      That play was indeed terrible. Clendening committed the cardinal NHL sin, he stopped skating. If he kept his legs moving, he either would have gotten away from Hyman or he would have drawn a penalty on the overaggressive Leafs player.

      If Clendening never does that again, then I could happily blame it on his inexperience and assume he’s improving. This is how young players evolve into reliable NHL’ers. I wouldn’t bury him indefinitely for that one mistake. AV didn’t and likely used that miscue as a teachable moment.

      • 43 says:

        You are right. It’s just a hard play to watch. It’s just the worst one of our defensemen has looked since Tarasenko did that move on McIlrath a few years back.

        • Ben says:

          Have you seen our defense since that play? The Girardi-to-Ovechkin assist?

          If you’re willing to go a bit further, Girardi on the Game 1 OT winner in the finals was one of the worst things I’ve ever seen

          • 43 says:

            I have. Those Girardi “assists” are bad, but they’re not a young player, who’s bodies haven’t betrayed them yet, getting absolutely dominated in both skill and physicality. The Clendening play gave me secondhand embarrassment.

  9. John B says:

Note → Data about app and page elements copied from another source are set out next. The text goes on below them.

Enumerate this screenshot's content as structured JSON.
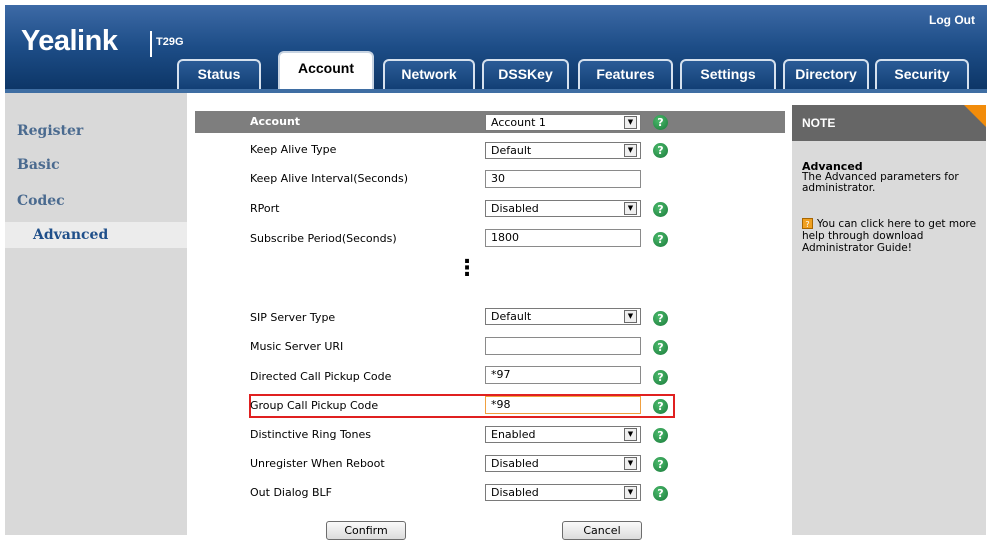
{
  "header": {
    "logo": "Yealink",
    "model": "T29G",
    "logout": "Log Out",
    "tabs": [
      {
        "label": "Status"
      },
      {
        "label": "Account"
      },
      {
        "label": "Network"
      },
      {
        "label": "DSSKey"
      },
      {
        "label": "Features"
      },
      {
        "label": "Settings"
      },
      {
        "label": "Directory"
      },
      {
        "label": "Security"
      }
    ],
    "active_tab": "Account"
  },
  "sidebar": {
    "items": [
      {
        "label": "Register"
      },
      {
        "label": "Basic"
      },
      {
        "label": "Codec"
      },
      {
        "label": "Advanced"
      }
    ],
    "active": "Advanced"
  },
  "form": {
    "account": {
      "label": "Account",
      "value": "Account 1"
    },
    "keep_alive_type": {
      "label": "Keep Alive Type",
      "value": "Default"
    },
    "keep_alive_interval": {
      "label": "Keep Alive Interval(Seconds)",
      "value": "30"
    },
    "rport": {
      "label": "RPort",
      "value": "Disabled"
    },
    "subscribe_period": {
      "label": "Subscribe Period(Seconds)",
      "value": "1800"
    },
    "sip_server_type": {
      "label": "SIP Server Type",
      "value": "Default"
    },
    "music_server_uri": {
      "label": "Music Server URI",
      "value": ""
    },
    "directed_call_pickup": {
      "label": "Directed Call Pickup Code",
      "value": "*97"
    },
    "group_call_pickup": {
      "label": "Group Call Pickup Code",
      "value": "*98"
    },
    "distinctive_ring": {
      "label": "Distinctive Ring Tones",
      "value": "Enabled"
    },
    "unregister_reboot": {
      "label": "Unregister When Reboot",
      "value": "Disabled"
    },
    "out_dialog_blf": {
      "label": "Out Dialog BLF",
      "value": "Disabled"
    },
    "help_glyph": "?",
    "ellipsis": "⋮",
    "confirm_label": "Confirm",
    "cancel_label": "Cancel"
  },
  "note": {
    "title": "NOTE",
    "advanced_title": "Advanced",
    "advanced_text": "The Advanced parameters for administrator.",
    "help_text": "You can click here to get more help through download Administrator Guide!"
  },
  "colors": {
    "header_blue": "#1d4d87",
    "help_green": "#1a7a3b",
    "highlight_red": "#e02020",
    "note_flag_orange": "#f28c0a"
  }
}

    Looking into it, that excerpt in right in only one sense. Pure save %, yes he’s the lowest, by a slim margin. However, when you adjust and use Fenwick, all unblocked shots he’s not the worst. That distinction belongs to Klein and Girardi.

    In Corsi Sv%, Fenwick Sv%, GA60, xGA60, Adjusted Fenwick Sv% Clendening is far surpassing Klein.

    For two, again this argument about his moving is so old and half truths. Chicago fleeced Vancouver (such “great” talent evaluators) who then got robbed by Pitt moving him for Sutter. Pitt moved him for hags, he never played for Anaheim as they had no roster spots so they HAD to waive him to get him to minors where Edmonton claimed him.

    Chicago- good talent evaluators drafted him #36 overall.
    Pitt- decent talent evaluators wanted him and Benino and he played well for them.
    Anaheim- good defensive evaluators wanted him and tried to hide him in minors but lost the gamble.

    You have to give to get. He’s been valued around the league

  10. Blueshirt says:

    Agree.

    And first paragraph I think you meant to say Girardi, not Klien

    • Blueshirt says:

      3rd paragraph

      Comparing Girardi to Clendo is a pointless exercise. Alain Vigneault is not going to play Clendo over Klein <—- 🙂

  11. Peter says:

    Clendo is a young player who needs more playing time to improve. He has some skill with the puck and a decent shot, and can skate fairly well. He needs to get stronger on the puck and take the body more in the defensive zone. Those two things can be taught, while the skating and puck moving and shooting take more natural ability. Overall, I see no downside to rotating him in with Klein and Staal even when Staal returns, unless the Rangers find someone better at the trading deadline.